I think we can go now -
Elijah’s remission check up this week found him taller, heavier and with the best blood counts we have ever read. When our oncologist looked us in the eyes and willingly used the word ‘cured’ – even though heavily qualified – we could taste the certainty and confidence in what he said. He shook our hands and reminded Elijah how bad things had been for him two summers ago. He reminded us all that we had been strong, and worked hard – and we made it. The plan is to discontinue with the 6 month CT scan schedule, but complete yearly echocardiograms and continue the CBC blood evaluations at each checkup. This is our pace – unless we have symptomatic issues that force a change.
At this appointment we remembered to tell nurse Ginny that Elijah had never rung the bell. This bell is reserved for patients who have completed their treatment. Somehow we never made sure Elijah got his chance; until this week. At the very mention of the bell, Ginny went around the clinic asking all the staff to “come to a bell ringing”. This brass ships bell hangs high in the clinic hallway, out of the easy reach of a child’s grasp. It is restricted, it is solemn, and it is nearly sacred. Ginny instructed Elijah to read the inscription on the plaque and then “ring the bell three times well”. Hearing his young voice conclude the reading with “by God’s grace I have finished my course” made me hold my breath to catch the sobs I felt rising in my throat. There were tears in the eyes of doctors and nurses as well as Steve’s and mine. Tears of joy, relief, gratitude, love.

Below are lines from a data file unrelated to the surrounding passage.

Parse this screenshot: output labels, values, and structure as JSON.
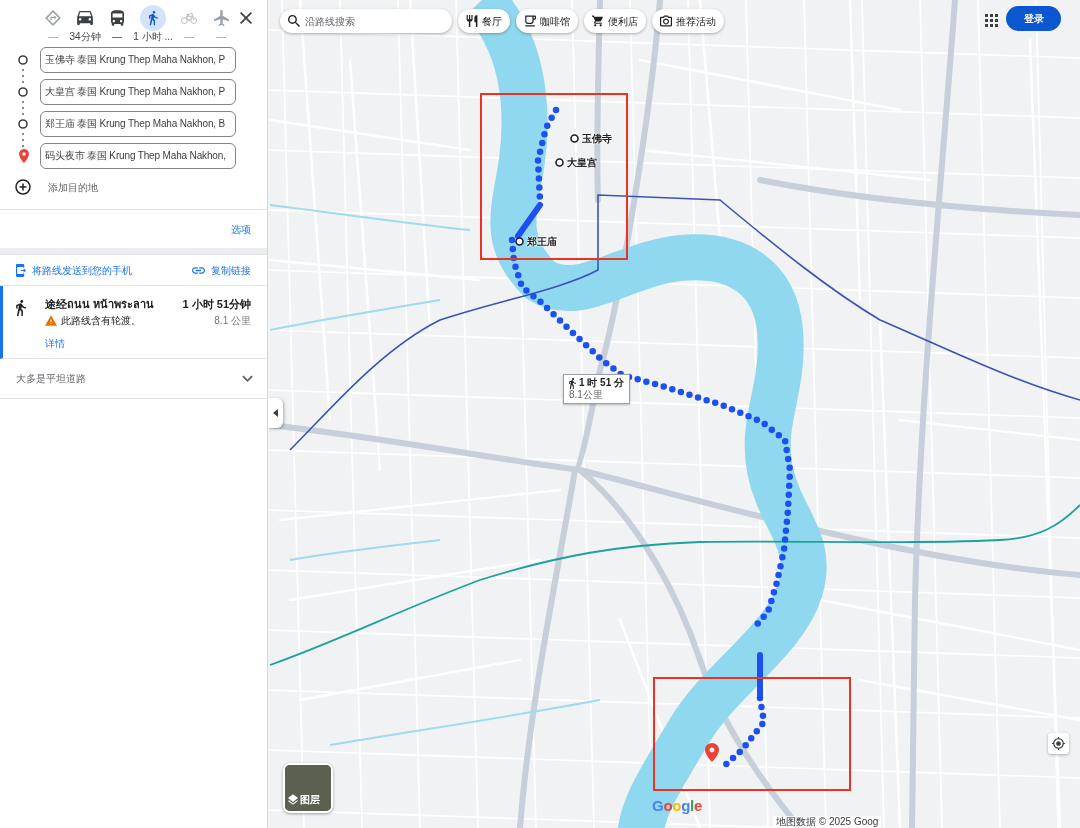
{
  "travel_modes": [
    {
      "kind": "best",
      "label": "—",
      "selected": false,
      "disabled": true
    },
    {
      "kind": "car",
      "label": "34分钟",
      "selected": false,
      "disabled": false
    },
    {
      "kind": "transit",
      "label": "—",
      "selected": false,
      "disabled": false
    },
    {
      "kind": "walk",
      "label": "1 小时 ...",
      "selected": true,
      "disabled": false
    },
    {
      "kind": "bike",
      "label": "—",
      "selected": false,
      "disabled": true
    },
    {
      "kind": "flight",
      "label": "—",
      "selected": false,
      "disabled": true
    }
  ],
  "waypoints": [
    {
      "kind": "stop",
      "value": "玉佛寺 泰国 Krung Thep Maha Nakhon, P"
    },
    {
      "kind": "stop",
      "value": "大皇宫 泰国 Krung Thep Maha Nakhon, P"
    },
    {
      "kind": "stop",
      "value": "郑王庙 泰国 Krung Thep Maha Nakhon, B"
    },
    {
      "kind": "destination",
      "value": "码头夜市 泰国 Krung Thep Maha Nakhon,"
    }
  ],
  "add_destination": {
    "label": "添加目的地"
  },
  "options_link": "选项",
  "share": {
    "send_to_phone": "将路线发送到您的手机",
    "copy_link": "复制链接"
  },
  "route": {
    "selected": true,
    "title": "途经ถนน หน้าพระลาน",
    "warning": "此路线含有轮渡。",
    "duration": "1 小时 51分钟",
    "distance": "8.1 公里",
    "details_link": "详情"
  },
  "route_note": {
    "label": "大多是平坦道路",
    "expanded": false
  },
  "map": {
    "search": {
      "placeholder": "沿路线搜索"
    },
    "chips": [
      {
        "kind": "restaurant",
        "label": "餐厅"
      },
      {
        "kind": "cafe",
        "label": "咖啡馆"
      },
      {
        "kind": "store",
        "label": "便利店"
      },
      {
        "kind": "attraction",
        "label": "推荐活动"
      }
    ],
    "sign_in": "登录",
    "waypoint_labels": [
      "玉佛寺",
      "大皇宫",
      "郑王庙"
    ],
    "route_label": {
      "duration": "1 时 51 分",
      "distance": "8.1公里"
    },
    "layers": "图层",
    "logo": "Google",
    "attribution": "地图数据 © 2025 Goog"
  }
}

Now here we are; two years after the days of his earliest symptoms. He is older and stronger, and I hope, wiser. The scars cancer left on his body and the emotional toll it made on his mind have surely given him a depth that only comes through adversity. This boy now stands tall beside me. When I look into his clear green eyes I often have to push away thoughts of cancer and death and work hard to replace them with a vision of hope and future. He has come far – and by God’s grace he still has far to go.
A few weeks ago we adopted a six month old German Shepherd puppy. It was on about day three that Elijah said, “Mom, I think she would make a really great hospital therapy dog – can we find out how to do that?” And so we shall. On Monday Elijah completed the requirements for the 1st class rank in Boy Scouts. On Tuesday Phoebe donated eleven inches of her hair to the “Locks of Love” program. This is something she has wanted to do ever since Elijah lost his hair in treatment.

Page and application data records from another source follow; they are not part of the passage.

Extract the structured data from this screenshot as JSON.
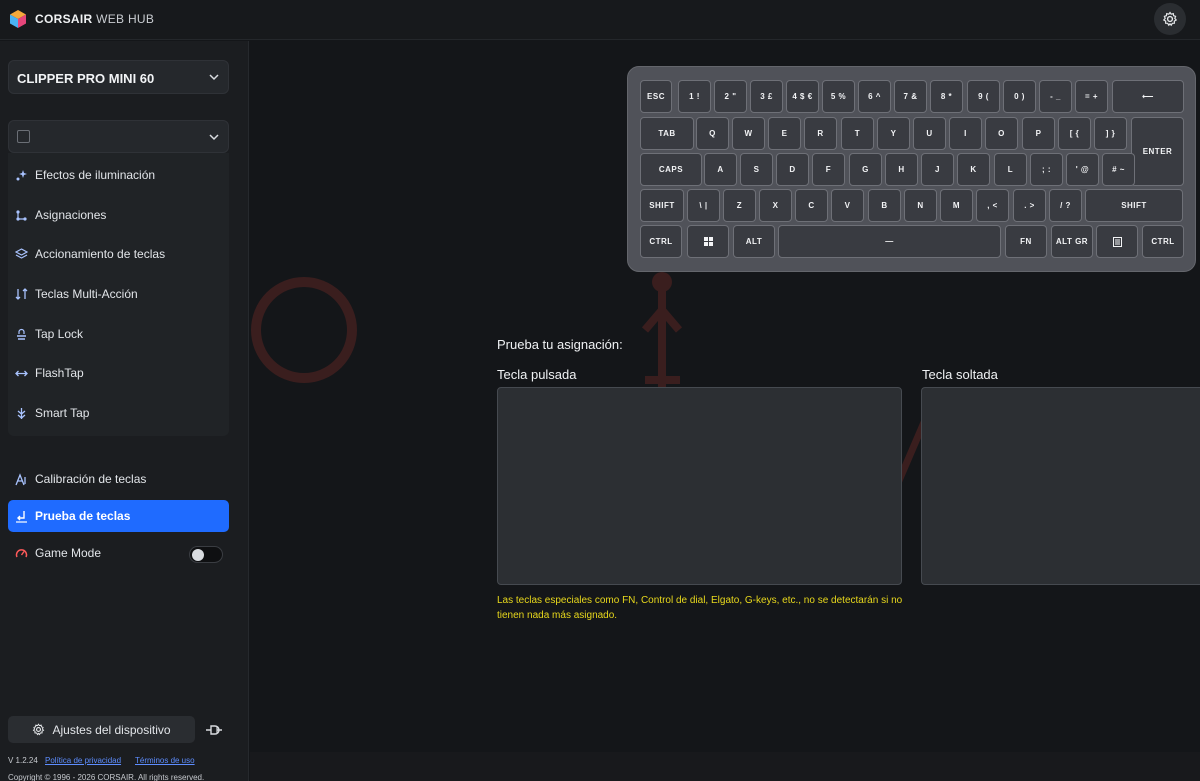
{
  "app": {
    "brand": "CORSAIR",
    "brand_sub": " WEB HUB"
  },
  "header": {
    "settings_icon": "gear-icon"
  },
  "sidebar": {
    "device_name": "CLIPPER PRO MINI 60",
    "profile_value": "",
    "menu": [
      {
        "label": "Efectos de iluminación",
        "icon": "sparkle-icon"
      },
      {
        "label": "Asignaciones",
        "icon": "assignments-icon"
      },
      {
        "label": "Accionamiento de teclas",
        "icon": "layers-icon"
      },
      {
        "label": "Teclas Multi-Acción",
        "icon": "multi-arrow-icon"
      },
      {
        "label": "Tap Lock",
        "icon": "tap-lock-icon"
      },
      {
        "label": "FlashTap",
        "icon": "flashtap-icon"
      },
      {
        "label": "Smart Tap",
        "icon": "smart-tap-icon"
      }
    ],
    "calibration_label": "Calibración de teclas",
    "key_test_label": "Prueba de teclas",
    "game_mode_label": "Game Mode",
    "game_mode_on": false,
    "device_settings_label": "Ajustes del dispositivo",
    "version": "V 1.2.24",
    "privacy_link": "Política de privacidad",
    "terms_link": "Términos de uso",
    "copyright": "Copyright © 1996 - 2026 CORSAIR. All rights reserved."
  },
  "keyboard": {
    "rows": [
      [
        "ESC",
        "1 !",
        "2 \"",
        "3 £",
        "4 $ €",
        "5 %",
        "6 ^",
        "7 &",
        "8 *",
        "9 (",
        "0 )",
        "- _",
        "= +",
        "⟵"
      ],
      [
        "TAB",
        "Q",
        "W",
        "E",
        "R",
        "T",
        "Y",
        "U",
        "I",
        "O",
        "P",
        "[ {",
        "] }",
        "ENTER"
      ],
      [
        "CAPS",
        "A",
        "S",
        "D",
        "F",
        "G",
        "H",
        "J",
        "K",
        "L",
        "; :",
        "' @",
        "# ~"
      ],
      [
        "SHIFT",
        "\\ |",
        "Z",
        "X",
        "C",
        "V",
        "B",
        "N",
        "M",
        ", <",
        ". >",
        "/ ?",
        "SHIFT"
      ],
      [
        "CTRL",
        "win-icon",
        "ALT",
        "—",
        "FN",
        "ALT GR",
        "menu-icon",
        "CTRL"
      ]
    ]
  },
  "test": {
    "title": "Prueba tu asignación:",
    "pressed_label": "Tecla pulsada",
    "released_label": "Tecla soltada",
    "note": "Las teclas especiales como FN, Control de dial, Elgato, G-keys, etc., no se detectarán si no tienen nada más asignado."
  },
  "colors": {
    "accent": "#1f6bff",
    "note": "#e8d81c",
    "background": "#141619"
  }
}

Cancer has changed us. It has dulled us to some things and sharpened us to others. But cancer does not define who we are. Now, it is time to finish this book – to close it and let our hearts’ wounds finally heal – to let the hurt and fear drain out completely. Elijah has a story. He will tell it well in the years to come. It is time to move ahead, trusting that God’s grace will strengthen us for whatever comes.
I think we can go now -